Music to my Ears

Tuesday, June 9, 2009 at Tuesday, June 09, 2009
I am sure every Mom has heard that exposing their infants/young children to classical music or learning to play an instrument make for a smarter, brighter child in general. But what effect does music really play on brain development and how does that translate (if at all) to other forms of learning? Before getting into the nitty gritty of the article, lets go over some key concepts. First and foremost is the wonderful way that our adult brains change in response to our environment and stimuli, called neuroplasticity. Until recently, scientists thought our brains did not have the potential to change, it was hard-wired. But some pretty landmark studies on monkeys and rats came out starting in the 1980’s and showed that, in fact, our brains DO change. Simply put: our environment, what we learn, new stimuli, all contribute to re-wiring and forming new connections in our brains, aka neuroplasticity. The brain of infants and toddlers is, in my opinion, even more remarkable. We are born with all of our neurons, yet, the synapses (part of the neuron that communicates with other neurons) are over produced. During the first formative years of life kids experience new things such as language, reading, etc. Their experiences help prune back these synapses. This is the main reason learning a variety of languages is easier at younger ages…kids have an over production of synapses just waiting for experiences, whereas adults have less and while our connections can be re-wired, it is a bit more challenging for us.

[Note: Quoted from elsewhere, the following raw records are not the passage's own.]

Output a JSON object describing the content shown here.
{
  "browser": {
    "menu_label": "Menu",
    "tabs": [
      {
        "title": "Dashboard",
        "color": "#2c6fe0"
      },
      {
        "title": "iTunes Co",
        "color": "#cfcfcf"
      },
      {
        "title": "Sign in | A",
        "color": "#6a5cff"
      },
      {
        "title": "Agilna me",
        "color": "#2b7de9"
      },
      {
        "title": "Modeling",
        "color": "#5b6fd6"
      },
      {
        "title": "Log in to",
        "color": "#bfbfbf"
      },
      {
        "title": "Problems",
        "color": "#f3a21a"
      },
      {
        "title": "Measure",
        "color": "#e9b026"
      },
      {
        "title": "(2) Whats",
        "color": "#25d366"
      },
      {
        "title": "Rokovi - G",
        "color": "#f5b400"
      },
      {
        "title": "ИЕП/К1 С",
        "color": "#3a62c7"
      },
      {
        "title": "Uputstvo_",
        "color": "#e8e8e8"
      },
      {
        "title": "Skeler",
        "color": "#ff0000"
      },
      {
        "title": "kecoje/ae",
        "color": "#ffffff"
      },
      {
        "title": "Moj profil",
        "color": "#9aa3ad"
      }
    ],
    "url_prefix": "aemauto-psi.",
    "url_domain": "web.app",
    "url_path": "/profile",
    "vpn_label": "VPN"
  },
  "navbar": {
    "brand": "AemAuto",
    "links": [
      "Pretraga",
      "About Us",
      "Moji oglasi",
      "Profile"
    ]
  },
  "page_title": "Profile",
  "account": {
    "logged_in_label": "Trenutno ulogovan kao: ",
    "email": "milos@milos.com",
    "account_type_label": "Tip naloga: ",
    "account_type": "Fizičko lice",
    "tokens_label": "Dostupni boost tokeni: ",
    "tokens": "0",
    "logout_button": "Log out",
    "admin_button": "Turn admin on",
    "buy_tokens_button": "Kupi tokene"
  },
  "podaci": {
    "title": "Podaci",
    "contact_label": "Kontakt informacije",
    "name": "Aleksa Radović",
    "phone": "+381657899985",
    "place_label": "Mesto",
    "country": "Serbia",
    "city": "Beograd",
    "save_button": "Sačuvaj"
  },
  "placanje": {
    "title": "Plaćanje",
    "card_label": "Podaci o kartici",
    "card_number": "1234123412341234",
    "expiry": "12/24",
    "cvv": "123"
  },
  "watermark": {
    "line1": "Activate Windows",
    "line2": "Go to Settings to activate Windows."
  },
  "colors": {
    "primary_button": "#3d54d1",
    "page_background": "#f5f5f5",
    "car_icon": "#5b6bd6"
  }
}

In March of this year an article came out in The Journal of Neuroscience about the effect of music on brain development in kids. The article is aptly titled “Musical Training Shapes Structural Brain Development”. The researchers looked at 2 groups of children: the “instrumental” group (15 kids) had weekly keyboard lessons for 15 months and a “control” group (16 kids) that only received 40 minutes of music class a week for 15 months. All kids were approximately 6 years old and were matched for gender, age and socioeconomic status. At the beginning and at the 15 month mark all kids underwent behavioral tests and MRI scans. The behavioral tests were meant to measure 1) fine motor skills of their fingers and 2) “music listening and discrimination skills” (Hyde et al., 2009). Their overall findings are that 15 months of music training led to regional specific structural changes in two important areas: motor and auditory areas. “Children who played and practiced a musical instrument showed greater improvements in motor ability (as measured by finger dexterity in both left and right hands) and in auditory melodic and rhythmic discrimination skills” (Hyde et al., 2009). However, improvements in visual-spatial or verbal domains were not seen. What this means is that learning a musical instrument did not transfer into improvements in brain areas not related to the learning of the instrument. The authors of this study state “these findings of structural plasticity in the young brain suggest that long-term intervention programs can facilitate neuroplasticity in children” (Hyde et al., 2009).

There were a couple questions that the either the authors mentioned or I thought of while reading the article. First, what if these “transfer” changes that were not seen would occur if the musical training would have been for a longer period? What if the instrument training included more sessions or longer sessions each week? Would you see similar changes in motor and auditory areas if the length of training was decreased but each training session was longer? What if multiple instruments were part of the learning?

I think that anecdotal and actual evidence exists to support the benefit of learning a musical instrument and how it can transfer to other forms of learning.

Any thoughts?

Hyde KL, Lerch J, Norton A, Forgeard M, Winner E, Evans AC, Schlaug G. Musical training shapes structural brain development. J Neurosci. 2009 Mar 11;29(10):3019-25

1 Responses to Music to my Ears

  1. NeuronMommy Says:
    This comment has been removed by the author.

Post a Comment

Neuron Mommy | Powered by Blogger | Entries (RSS) | Comments (RSS) | Designed by Design Mommy | XML Coded By |